▶ _Source material_

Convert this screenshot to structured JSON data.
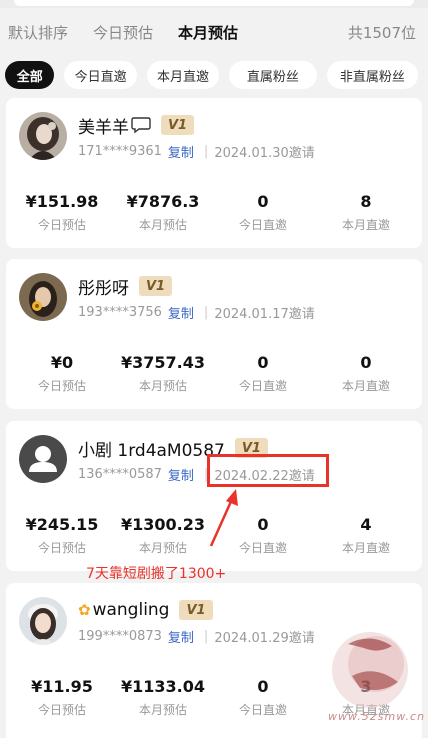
{
  "sort_tabs": [
    "默认排序",
    "今日预估",
    "本月预估"
  ],
  "active_sort": "本月预估",
  "total_count": "共1507位",
  "filter_chips": [
    "全部",
    "今日直邀",
    "本月直邀",
    "直属粉丝",
    "非直属粉丝"
  ],
  "active_filter": "全部",
  "stat_labels": [
    "今日预估",
    "本月预估",
    "今日直邀",
    "本月直邀"
  ],
  "copy_label": "复制",
  "level_badge": "V1",
  "users": [
    {
      "name": "美羊羊",
      "name_icon": "speech-bubble-icon",
      "phone": "171****9361",
      "invite_date": "2024.01.30邀请",
      "stats": [
        "¥151.98",
        "¥7876.3",
        "0",
        "8"
      ]
    },
    {
      "name": "彤彤呀",
      "phone": "193****3756",
      "invite_date": "2024.01.17邀请",
      "stats": [
        "¥0",
        "¥3757.43",
        "0",
        "0"
      ]
    },
    {
      "name": "小剧 1rd4aM0587",
      "phone": "136****0587",
      "invite_date": "2024.02.22邀请",
      "stats": [
        "¥245.15",
        "¥1300.23",
        "0",
        "4"
      ]
    },
    {
      "name": "wangling",
      "name_icon": "flower-icon",
      "phone": "199****0873",
      "invite_date": "2024.01.29邀请",
      "stats": [
        "¥11.95",
        "¥1133.04",
        "0",
        "3"
      ]
    }
  ],
  "annotation": "7天靠短剧搬了1300+",
  "colors": {
    "annotation_red": "#e8322a",
    "copy_blue": "#3a67c6",
    "badge_bg": "#efdcbc",
    "badge_text": "#7a5a26"
  },
  "watermark": {
    "glyphs": "吾爱",
    "url": "www.52smw.cn"
  }
}
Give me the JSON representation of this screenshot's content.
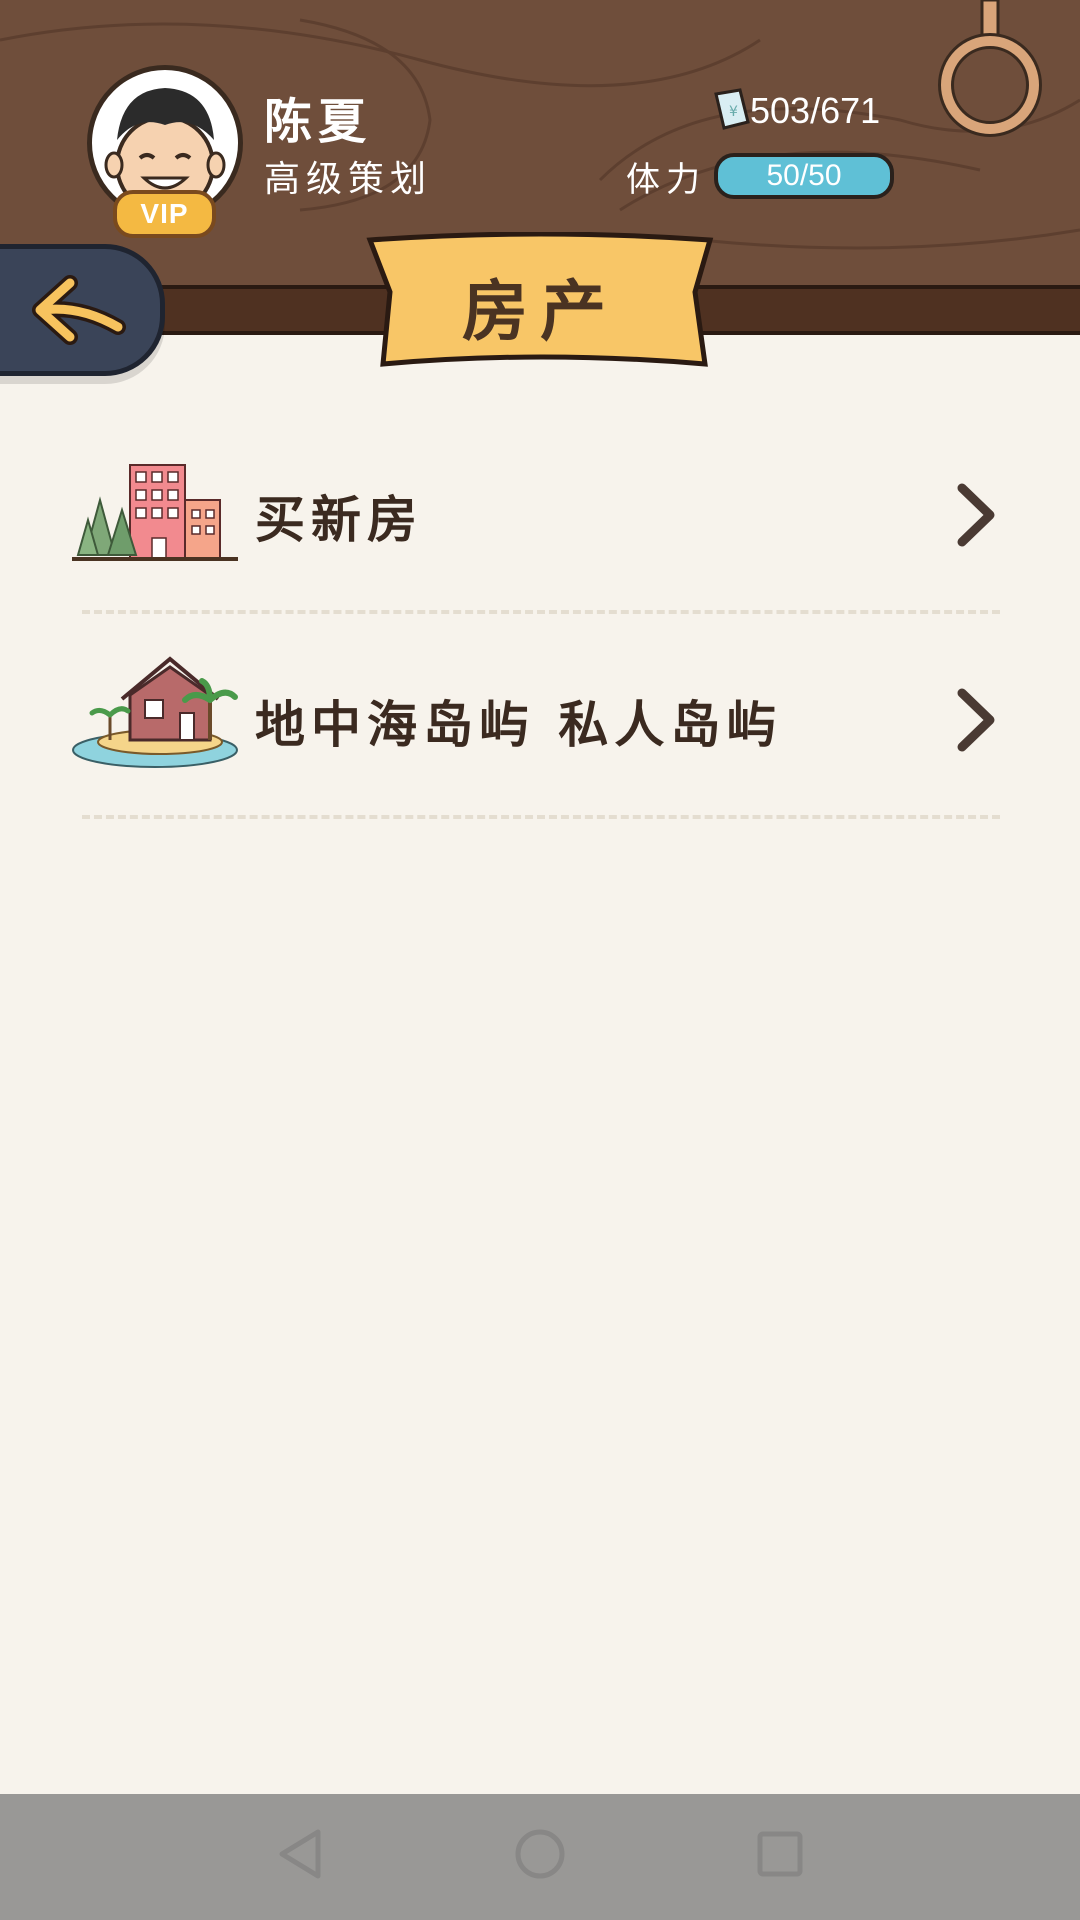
{
  "profile": {
    "name": "陈夏",
    "title": "高级策划",
    "vip_label": "VIP"
  },
  "stats": {
    "money": "503/671",
    "stamina_label": "体力",
    "stamina_value": "50/50"
  },
  "page": {
    "title": "房产"
  },
  "list": {
    "items": [
      {
        "label": "买新房",
        "icon": "apartment-building-icon"
      },
      {
        "label": "地中海岛屿 私人岛屿",
        "icon": "island-house-icon"
      }
    ]
  },
  "colors": {
    "wood": "#6f4e3b",
    "banner": "#f8c667",
    "stamina": "#5fc0d6",
    "background": "#f7f3ec",
    "nav": "#999896"
  }
}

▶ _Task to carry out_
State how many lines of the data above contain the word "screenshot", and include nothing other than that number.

▶ _Answer to this problem_
2